The story is this: in the little cafe she frequents, the Countess overhears a business magnate planning to mine a recently-discovered oil deposit in central Paris, not at all caring what monuments and historical structures he has to destroy in the process. Since it is clear from his conversation that only a handful of people know of the oil’s existence, the Countess decides that the only way to stop them is to “exterminate” them, and she has a way to do it. A sewerman she helped once tells her that the oil can be accessed from a secret door in her own basement. There’s a catch though: the door leads to an inescapable labyrinth. Her plan: trick the plotters into going down those secret stairs, where they will be lost forever. To justify her actions, she places them on “trial” (in absentia) with one of her people acting as lawyer for the defense: it is only with a “guilty” verdict that she dares to proceed.
But the plot, important as it is, is secondary here to the array of wonderful people that we get to meet. In addition to the Countess herself and her two “madwomen” friends (Jamie Bragg and Laura Strum, who share a glorious scene midway through the play) and the business President himself—Jerry Bloom, who also shines as the Ragpicker, the very poor man who acts as the defense for the rich in the trial—we meet characters like the Peddler, played by Meghann Tabor, a street person who sells whatever she can get to whoever will buy it. We also meet the Singer, a lovely creation by Jennifer Vance, a woman who is stuck singing the same two lines of a song over and over because she cannot recall the rest of the piece that obsesses her. And there is the Messenger, a deaf man played by Brendan Connelly who seems to know a lot more than he probably should. Villains include the Prospector who has discovered the oil, played by Brian Hurst, who also plays the Sewerman; the Baron, played by Brendan Hutt, who doubles as the Sergeant, a friendly policeman; and the Broker (Bragg again in wonderful and ebullient form as a woman who desperately loves numbers and money). In the middle of all of this are a shy waitress, Irma, played by Brenda Wlazlo, and Pierre (Xavier Lagunas), a young man who gets himself caught up in the plot but tries to kill himself to escape it, and a possible love blooming between them.
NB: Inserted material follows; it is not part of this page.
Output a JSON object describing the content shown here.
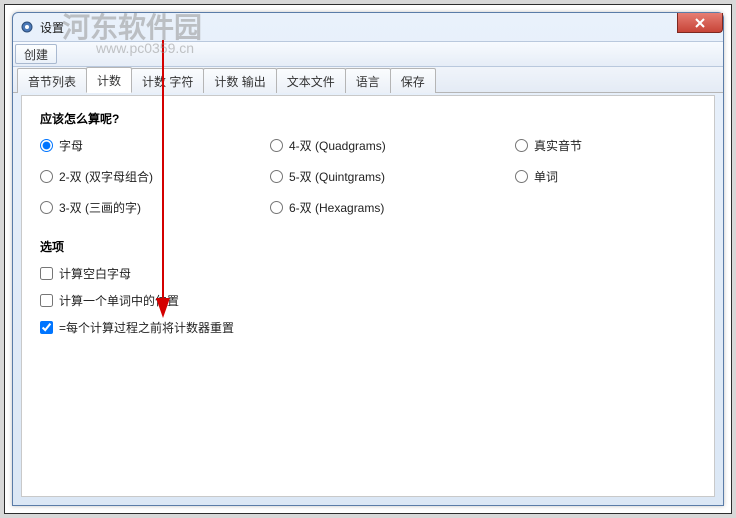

The set by Jeremiah Barr is deceptively simple, a fact that becomes clear as the second act begins. Along with Leigh Barrett’s lights and Sam Allyn’s sound design, Barr’s set is intentionally minimalistic, further emphasizing the characters in this comedy about unusual people doing an extraordinary thing.
But it’s ultimately Carlson’s show, and she comes ready to play. Watching her is like a master class in character acting, and the scene in which she allows the other two madwomen to outshine her for a time is brilliant: she gives them plenty of room to establish unusual, memorable characters and then re-enters the scene, taking all of the attention despite their colorful clothes and characteristics. She’s a joy to watch. This Madwoman of Chaillot is marvelous, funny, and timely. It serves as a reminder that there is nothing worse on this earth than mankind’s greed. If only there were a madwoman of Washington, DC, we might actually have a chance.
The Madwoman of Chaillot is now playing at the Athenaeum Theatre (presented by Promethean Theatre Ensemble), 2936 N. Southport Ave, Chicago through March 17. Tickets are $19-29 and are available at athenaeumtheatre.org/studios. For more information about this and other shows, see theatreinChicago.com.